Published March 15, 2023
Sargur “Hari” Srihari was, in many ways, a visionary.
The professor of computer science taught machines to read handwriting, laying the groundwork for even more significant advancements in machine learning and artificial intelligence.
So it’s fitting, says Kemper Lewis, dean of UB’s School of Engineering and Applied Sciences (SEAS), that Srihari’s name will be memorialized in, of all places, a conference room.
“Think about what happens in conference rooms. … These are where big problems are tackled, and transformational solutions are envisioned,” Lewis said. “Hari was a visionary, and I’m forever grateful that he was also a colleague.”
113Y Davis Hall will now be known as the Sargur Srihari Conference Room and feature a plaque and other items that commemorate Srihari’s legacy.
Located in SEAS’ signature building, the space was formally dedicated with a ceremony last week attended by Lewis and other university leadership, as well as Srihari’s colleagues, students and family.
“With this dedication, we recognize Hari’s outstanding contributions to our university, and in particular, our School of Engineering and Applied Sciences,” said UB President Satish Tripathi, also a professor of computer science. “This installation shows that Hari’s name will always have a place of prominence in our engineering school, just as his memory will always stay in our hearts.”
The ceremony came two days after the one-year anniversary of Srihari’s death. He died of complications from a glioblastoma at the age of 72.
For Jinhui Xu, professor and chair of the Department of Computer Science and Engineering (CSE), it’s hard to believe that Srihair has already been gone for one year.
“His wisdom and kindness are dearly missed,” Xu said.
Born in Bangalore, India, Srihari devoted 45 years of service to UB and helped establish the university as a leading center for pattern recognition and machine learning. He founded the Center of Excellence for Document Analysis and Research (CEDAR), which received more than $60 million in funding over 25 years.
CEDAR conducted groundbreaking research for the U.S. Postal Service in the 1990s that led to machines reading handwriting on envelopes and paved the way for the handwriting-recognition technology used today in tablets and scanners.
The conference room that now bears Srihari’s name is shared by CEDAR and the Center for Unified Biometrics and Sensors (CUBS).
Srihari would later help machines not only read handwriting, but determine who wrote it. His pioneering computational forensics research led to the first automated system, CEDAR-FOX, for determining whether two handwritten samples came from the same or different writers.

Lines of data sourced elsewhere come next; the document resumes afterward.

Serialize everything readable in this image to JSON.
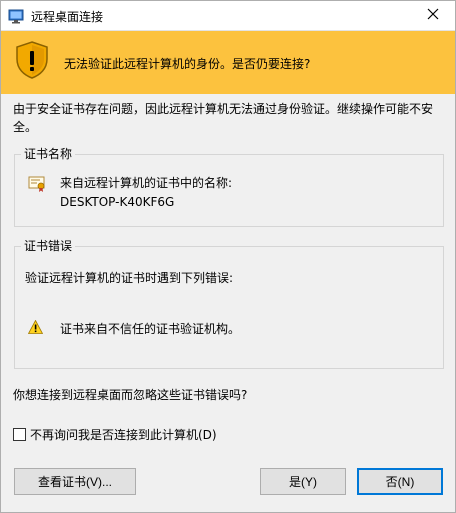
{
  "window": {
    "title": "远程桌面连接"
  },
  "banner": {
    "message": "无法验证此远程计算机的身份。是否仍要连接?",
    "color": "#fcc23e"
  },
  "intro": {
    "text": "由于安全证书存在问题，因此远程计算机无法通过身份验证。继续操作可能不安全。"
  },
  "cert_name_group": {
    "label": "证书名称",
    "caption": "来自远程计算机的证书中的名称:",
    "value": "DESKTOP-K40KF6G"
  },
  "cert_error_group": {
    "label": "证书错误",
    "intro": "验证远程计算机的证书时遇到下列错误:",
    "errors": [
      "证书来自不信任的证书验证机构。"
    ]
  },
  "question": "你想连接到远程桌面而忽略这些证书错误吗?",
  "checkbox": {
    "label": "不再询问我是否连接到此计算机(D)",
    "checked": false
  },
  "buttons": {
    "view_cert": "查看证书(V)...",
    "yes": "是(Y)",
    "no": "否(N)"
  },
  "icons": {
    "app": "remote-desktop-icon",
    "close": "close-icon",
    "shield": "shield-warning-icon",
    "certificate": "certificate-icon",
    "warning": "warning-icon"
  },
  "colors": {
    "accent_focus": "#0078d7",
    "warning_yellow": "#fcc23e"
  }
}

This work, which eventually expanded to comparing fingerprints and footwear prints, had wide-ranging implications on criminal justice.
“His work was used everywhere,” Lewis said. “People leveraged it to solve even more complex problems.”
Despite his extensive research, Srihari remained dedicated to teaching, said his wife, Dr. Rohini Srihari, professor and associate chair of CSE.
“I watched him spend hours working on new lecture slides,” Rohini Srihari said. “He loved creating these and it was sometimes difficult to get him away from his desk.”
Srihari was equally dedicated to UB. His wife recalled that he had several opportunities to go elsewhere over the years, but enjoyed his work and the company of his colleagues too much to leave.
“He often commented that his professional success may not have been achievable had he been distracted by career moves and chasing new personal opportunities,” Rohini Srihari said.
To honor his dedication, the Sargur N. Srihari Graduate Fellowship in Computer Science and Engineering will be awarded to a student in CSE pursuing a doctorate in machine learning. Donations can be made to the Professor Sargur “Hari” Srihari Memorial Fund.
“We would like to thank all the people who have donated to the endowment fund, including many of Hari’s former students and friends,” Rohini Srihari said. “We hope that students who receive this fellowship demonstrate Hari’s thirst for advancing science.”
UB honored Srihari posthumously with the President’s Medal at the SEAS graduate commencement ceremony last May. A symposium was held on campus in his honor that same month.
Rohini Srihari said she’s glad that this latest honor will ensure her husband is permanently remembered in Davis Hall, but hopes “the real legacy of that room will be that students and faculty will be meeting there long into the future to discuss cutting-edge technologies, building on the work that he accomplished.”